Mozilla Issues Audited Financials, Faces Audit by IRS
Mozilla’s 2009 audited financial statement revealed that the open source’s revenue largely depended upon Google, though it has dropped from 91 percent in 2008 to 86 percent last year.
The statement said that Mozilla’s contract with an unnamed search engine, listed under “concentrations of risk,” yielded royalties for the open source which is bound to expire on November 2011. The unidentified search engine also held 71 percent and 80 percent of 2009 and 2009 receivables according to Mozilla’s financial statement.
Mozilla earned total revenue of $104 million in 2009. In its blog post, Mozilla said that a major part of its revenue came from the search functionality found in its Firefox product which includes Google, Yahoo, Yandex, Amazon and EBay, among others.
Because of its dependence upon Google for a long time, Mozilla now faces an audit by the Internal Revenue Services (IRS). “We do not yet have a good feel for how long this process will take or the overall scope of what will be involved,” Mozilla stated in the same blog post.

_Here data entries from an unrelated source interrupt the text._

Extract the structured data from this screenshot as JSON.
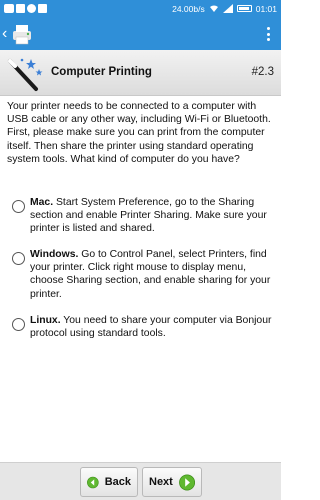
{
  "status_bar": {
    "network_speed": "24.00b/s",
    "time": "01:01"
  },
  "header": {
    "title": "Computer Printing",
    "step": "#2.3"
  },
  "content": {
    "intro": "Your printer needs to be connected to a computer with USB cable or any other way, including Wi-Fi or Bluetooth. First, please make sure you can print from the computer itself. Then share the printer using standard operating system tools. What kind of computer do you have?",
    "options": [
      {
        "title": "Mac.",
        "text": " Start System Preference, go to the Sharing section and enable Printer Sharing. Make sure your printer is listed and shared."
      },
      {
        "title": "Windows.",
        "text": " Go to Control Panel, select Printers, find your printer. Click right mouse to display menu, choose Sharing section, and enable sharing for your printer."
      },
      {
        "title": "Linux.",
        "text": " You need to share your computer via Bonjour protocol using standard tools."
      }
    ]
  },
  "nav": {
    "back_label": "Back",
    "next_label": "Next"
  },
  "colors": {
    "accent": "#2f8fd8",
    "button_arrow": "#5fb830"
  }
}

Google has been the default homepage in the US and Western Europe when using Mozilla Firefox as the browser, which earned for the open source part of Google search dollars. Currently, Mozilla is in talks with other search engines such as Microsoft’s Bing. It can also be noted that Google is not the default search engine in some areas like Russia and China.
Mozilla downplayed the imminent risk that the tension with Google may bring, saying that there are still other options besides its longstanding partner.
With the planned audit to be conducted by the IRS, Mozilla Foundation’s tax-exempt status is threatened. In 2004, Mozilla Foundation did not pay the $4,422,674 in search dollars that could have been taxed on it because of the tax-exempt status it received in 2003.
In 2008, the IRS has investigated Mozilla’s tax status for 2004 and 2005 following the Foundation’s for-profit operation spin-off to Mozilla Corporation in 2005. But Mozilla explained that its search revenues during those years were royalties and must not be taxed.